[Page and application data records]
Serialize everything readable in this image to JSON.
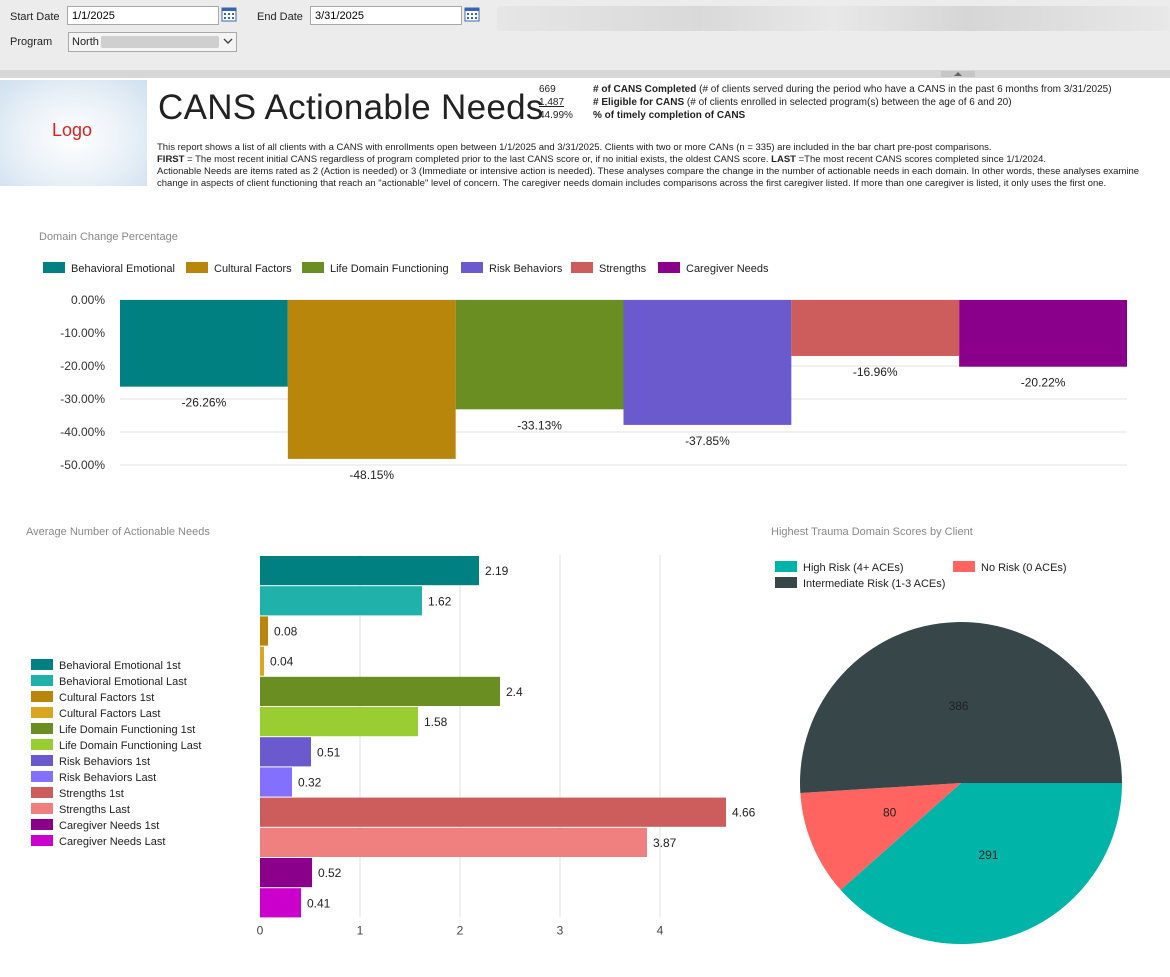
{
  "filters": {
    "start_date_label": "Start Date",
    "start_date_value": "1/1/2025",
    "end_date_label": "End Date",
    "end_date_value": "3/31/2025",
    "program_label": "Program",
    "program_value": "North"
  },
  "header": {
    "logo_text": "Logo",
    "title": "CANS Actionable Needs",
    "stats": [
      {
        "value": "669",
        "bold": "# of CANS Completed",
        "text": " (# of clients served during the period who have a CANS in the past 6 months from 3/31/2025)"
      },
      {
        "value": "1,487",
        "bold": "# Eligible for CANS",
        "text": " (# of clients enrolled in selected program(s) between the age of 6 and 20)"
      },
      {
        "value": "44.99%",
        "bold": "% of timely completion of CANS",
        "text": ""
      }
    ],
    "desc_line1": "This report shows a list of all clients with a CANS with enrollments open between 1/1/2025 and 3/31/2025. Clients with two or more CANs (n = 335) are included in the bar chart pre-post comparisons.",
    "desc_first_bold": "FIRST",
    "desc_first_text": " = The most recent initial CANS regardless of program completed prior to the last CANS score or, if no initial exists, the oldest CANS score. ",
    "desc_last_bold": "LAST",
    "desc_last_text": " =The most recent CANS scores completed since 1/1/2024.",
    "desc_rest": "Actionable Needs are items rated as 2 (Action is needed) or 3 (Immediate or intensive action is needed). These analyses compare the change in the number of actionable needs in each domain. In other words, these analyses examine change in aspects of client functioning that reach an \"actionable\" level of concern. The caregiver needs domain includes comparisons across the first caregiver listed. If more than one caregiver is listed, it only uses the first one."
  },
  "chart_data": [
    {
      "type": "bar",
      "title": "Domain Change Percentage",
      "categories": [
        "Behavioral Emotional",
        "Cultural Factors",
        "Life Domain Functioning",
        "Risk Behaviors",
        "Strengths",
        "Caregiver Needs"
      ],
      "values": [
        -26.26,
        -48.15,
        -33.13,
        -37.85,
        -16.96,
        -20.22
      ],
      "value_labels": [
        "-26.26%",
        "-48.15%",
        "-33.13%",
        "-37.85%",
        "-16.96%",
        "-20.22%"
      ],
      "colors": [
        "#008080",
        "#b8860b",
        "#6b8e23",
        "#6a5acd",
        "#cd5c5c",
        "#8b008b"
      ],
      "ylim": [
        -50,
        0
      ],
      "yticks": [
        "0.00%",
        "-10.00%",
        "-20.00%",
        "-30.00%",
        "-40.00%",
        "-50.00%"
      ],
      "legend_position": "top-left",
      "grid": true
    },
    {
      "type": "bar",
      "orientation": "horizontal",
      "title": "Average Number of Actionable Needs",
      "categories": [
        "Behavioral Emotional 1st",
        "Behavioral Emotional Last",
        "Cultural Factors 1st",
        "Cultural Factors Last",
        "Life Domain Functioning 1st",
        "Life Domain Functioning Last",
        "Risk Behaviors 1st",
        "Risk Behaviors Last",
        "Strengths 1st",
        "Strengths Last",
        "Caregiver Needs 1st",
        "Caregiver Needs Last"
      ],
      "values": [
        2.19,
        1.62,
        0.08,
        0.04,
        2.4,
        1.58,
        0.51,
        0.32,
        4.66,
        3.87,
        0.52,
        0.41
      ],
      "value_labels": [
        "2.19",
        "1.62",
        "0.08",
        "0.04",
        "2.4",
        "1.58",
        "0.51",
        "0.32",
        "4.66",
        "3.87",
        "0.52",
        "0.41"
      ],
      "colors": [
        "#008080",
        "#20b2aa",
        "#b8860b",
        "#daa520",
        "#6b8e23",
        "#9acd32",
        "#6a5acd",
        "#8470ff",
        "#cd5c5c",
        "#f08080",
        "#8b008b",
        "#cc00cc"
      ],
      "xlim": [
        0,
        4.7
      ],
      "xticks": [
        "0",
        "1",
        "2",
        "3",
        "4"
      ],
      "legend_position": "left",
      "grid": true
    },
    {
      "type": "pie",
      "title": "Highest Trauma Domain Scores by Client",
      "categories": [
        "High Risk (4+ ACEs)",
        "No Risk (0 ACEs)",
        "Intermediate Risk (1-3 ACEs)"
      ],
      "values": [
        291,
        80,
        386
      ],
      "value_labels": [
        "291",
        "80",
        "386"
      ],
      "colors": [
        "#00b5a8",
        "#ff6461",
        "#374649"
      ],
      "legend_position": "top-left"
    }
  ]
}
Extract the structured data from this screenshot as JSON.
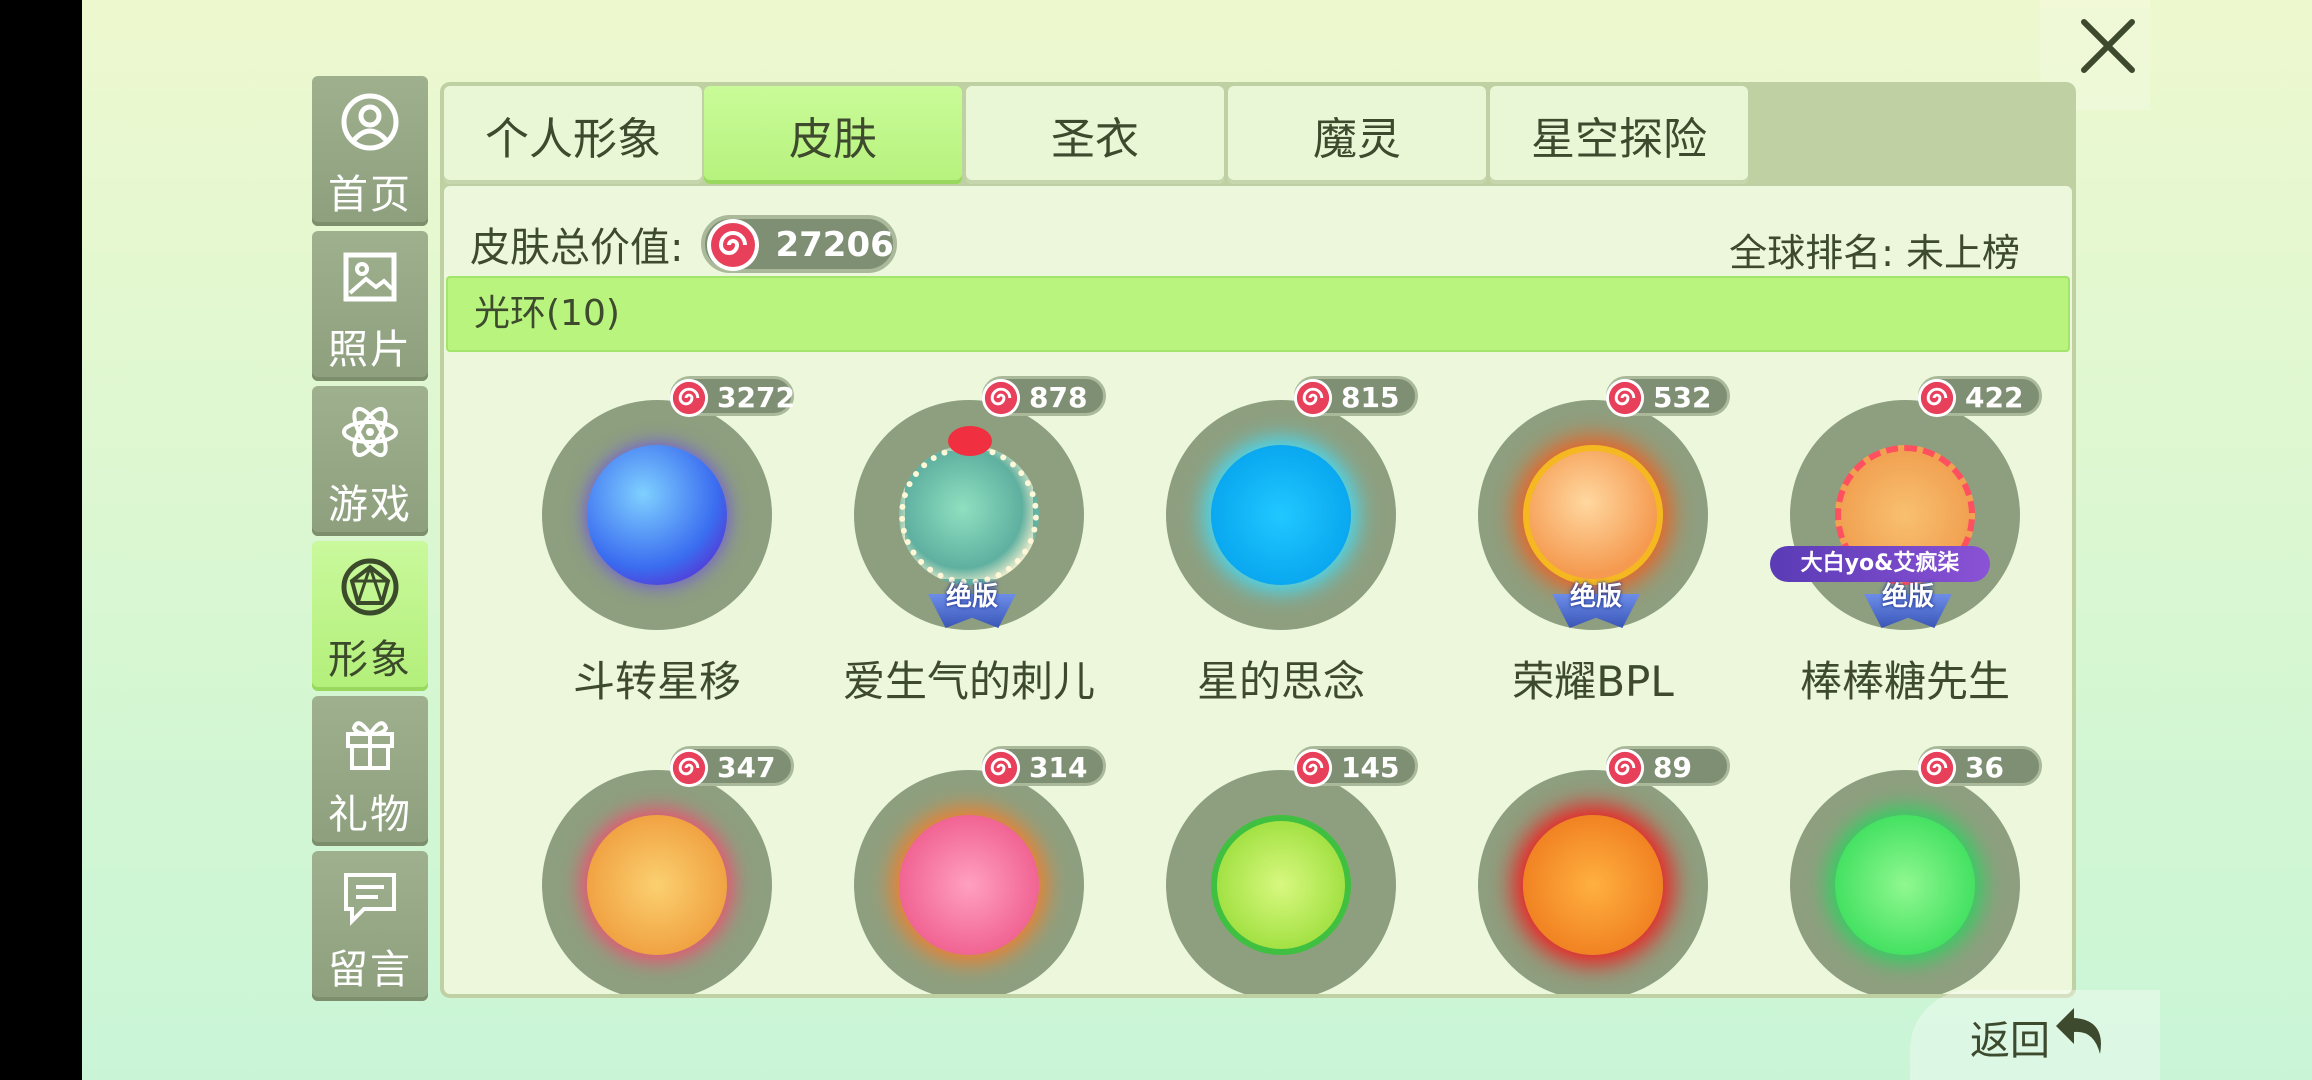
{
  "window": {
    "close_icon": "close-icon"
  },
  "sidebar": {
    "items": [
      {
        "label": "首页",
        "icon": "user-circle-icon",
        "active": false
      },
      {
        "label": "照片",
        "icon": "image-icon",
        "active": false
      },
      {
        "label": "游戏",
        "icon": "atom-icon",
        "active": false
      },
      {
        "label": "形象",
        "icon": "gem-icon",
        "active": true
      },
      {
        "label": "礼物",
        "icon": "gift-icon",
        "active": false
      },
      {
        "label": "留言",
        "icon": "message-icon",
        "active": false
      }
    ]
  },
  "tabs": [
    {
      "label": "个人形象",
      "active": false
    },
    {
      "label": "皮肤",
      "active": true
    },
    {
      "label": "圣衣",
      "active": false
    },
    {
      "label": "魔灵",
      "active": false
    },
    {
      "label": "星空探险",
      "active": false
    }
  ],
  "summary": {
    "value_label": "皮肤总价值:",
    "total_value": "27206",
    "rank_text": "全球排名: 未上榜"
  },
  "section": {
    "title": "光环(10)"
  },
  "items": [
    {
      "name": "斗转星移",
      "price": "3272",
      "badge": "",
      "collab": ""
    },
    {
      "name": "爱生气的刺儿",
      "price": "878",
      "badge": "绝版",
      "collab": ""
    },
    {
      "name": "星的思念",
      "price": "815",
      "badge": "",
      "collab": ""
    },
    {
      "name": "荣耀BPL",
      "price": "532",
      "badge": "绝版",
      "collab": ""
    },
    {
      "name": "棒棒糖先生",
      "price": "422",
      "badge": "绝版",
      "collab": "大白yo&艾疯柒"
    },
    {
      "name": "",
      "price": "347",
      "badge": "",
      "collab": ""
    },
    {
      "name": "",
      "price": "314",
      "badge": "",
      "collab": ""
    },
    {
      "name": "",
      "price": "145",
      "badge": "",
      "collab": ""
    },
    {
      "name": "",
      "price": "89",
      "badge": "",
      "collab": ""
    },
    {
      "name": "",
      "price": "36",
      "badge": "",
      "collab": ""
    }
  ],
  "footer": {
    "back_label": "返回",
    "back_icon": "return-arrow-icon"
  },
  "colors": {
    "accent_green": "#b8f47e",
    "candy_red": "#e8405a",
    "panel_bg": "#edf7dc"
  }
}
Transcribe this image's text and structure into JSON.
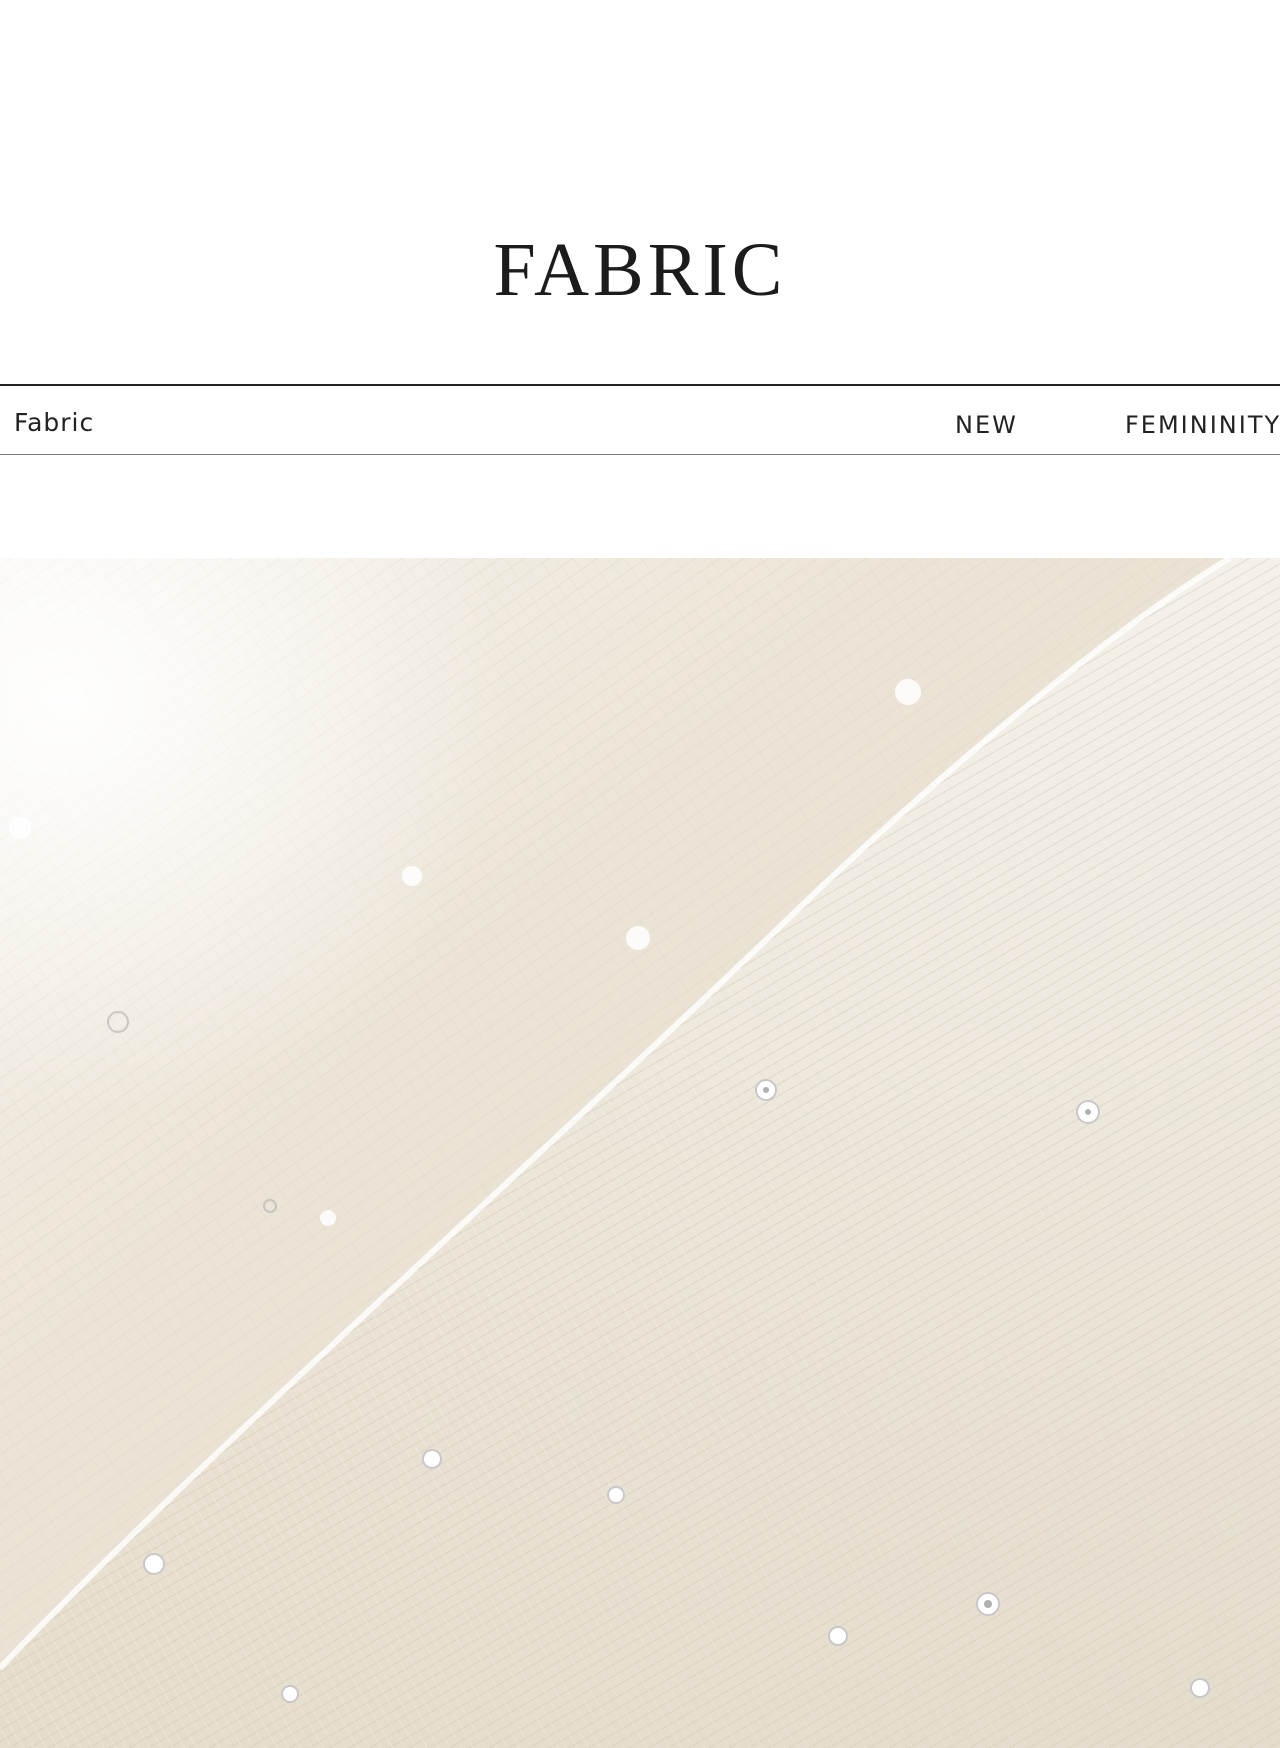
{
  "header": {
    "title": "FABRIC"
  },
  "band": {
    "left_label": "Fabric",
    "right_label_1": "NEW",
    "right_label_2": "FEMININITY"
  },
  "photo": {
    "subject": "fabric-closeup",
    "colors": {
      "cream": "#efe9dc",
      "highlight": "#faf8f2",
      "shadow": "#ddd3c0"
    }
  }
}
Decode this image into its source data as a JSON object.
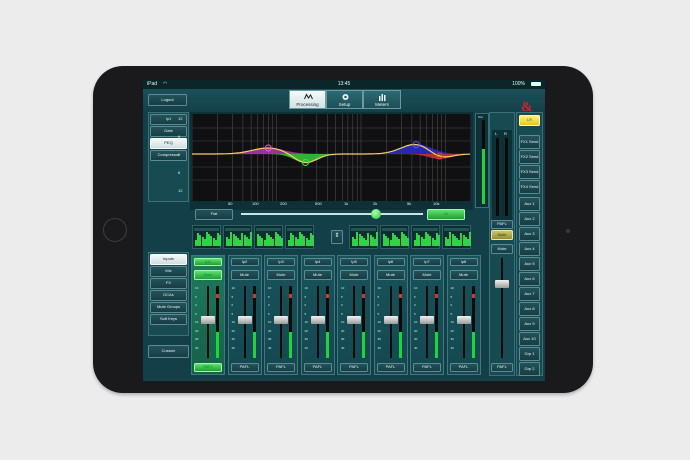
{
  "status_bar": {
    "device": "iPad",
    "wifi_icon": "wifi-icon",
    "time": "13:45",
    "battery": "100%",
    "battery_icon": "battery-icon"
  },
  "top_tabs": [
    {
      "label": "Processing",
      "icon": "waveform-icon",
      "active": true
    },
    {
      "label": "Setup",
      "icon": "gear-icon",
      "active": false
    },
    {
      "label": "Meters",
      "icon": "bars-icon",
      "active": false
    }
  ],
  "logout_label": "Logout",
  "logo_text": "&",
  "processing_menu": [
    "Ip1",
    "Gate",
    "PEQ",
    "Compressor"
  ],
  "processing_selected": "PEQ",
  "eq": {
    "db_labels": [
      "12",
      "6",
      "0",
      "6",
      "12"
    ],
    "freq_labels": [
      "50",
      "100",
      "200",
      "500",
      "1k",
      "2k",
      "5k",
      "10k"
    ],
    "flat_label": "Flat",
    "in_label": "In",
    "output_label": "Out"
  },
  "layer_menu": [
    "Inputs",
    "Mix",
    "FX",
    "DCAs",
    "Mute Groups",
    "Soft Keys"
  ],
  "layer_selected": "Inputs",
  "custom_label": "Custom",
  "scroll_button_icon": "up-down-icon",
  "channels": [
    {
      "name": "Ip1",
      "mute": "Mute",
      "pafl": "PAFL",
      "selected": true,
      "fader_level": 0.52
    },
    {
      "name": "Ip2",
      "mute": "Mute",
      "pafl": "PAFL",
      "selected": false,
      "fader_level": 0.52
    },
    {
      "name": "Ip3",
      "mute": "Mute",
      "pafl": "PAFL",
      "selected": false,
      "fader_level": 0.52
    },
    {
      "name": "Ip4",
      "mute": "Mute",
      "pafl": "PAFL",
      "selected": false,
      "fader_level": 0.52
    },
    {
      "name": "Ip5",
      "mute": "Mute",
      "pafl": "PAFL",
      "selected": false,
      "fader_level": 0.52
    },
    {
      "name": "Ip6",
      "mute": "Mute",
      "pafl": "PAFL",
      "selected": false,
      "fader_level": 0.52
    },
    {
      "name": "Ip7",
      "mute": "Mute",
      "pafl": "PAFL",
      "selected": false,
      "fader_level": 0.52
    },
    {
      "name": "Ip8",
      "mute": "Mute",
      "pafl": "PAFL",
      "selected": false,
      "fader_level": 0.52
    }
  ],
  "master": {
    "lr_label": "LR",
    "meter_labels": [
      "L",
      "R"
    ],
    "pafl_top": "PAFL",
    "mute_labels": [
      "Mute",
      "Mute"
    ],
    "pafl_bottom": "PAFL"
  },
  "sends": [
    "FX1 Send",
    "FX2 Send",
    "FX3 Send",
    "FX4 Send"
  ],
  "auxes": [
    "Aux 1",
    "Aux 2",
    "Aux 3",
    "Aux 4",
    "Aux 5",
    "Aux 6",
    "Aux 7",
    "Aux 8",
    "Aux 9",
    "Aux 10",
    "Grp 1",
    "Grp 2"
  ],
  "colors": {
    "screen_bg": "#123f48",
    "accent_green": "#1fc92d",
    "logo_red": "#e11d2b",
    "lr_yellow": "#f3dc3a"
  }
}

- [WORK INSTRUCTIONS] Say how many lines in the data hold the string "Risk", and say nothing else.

- [COMPLETED TASK] 6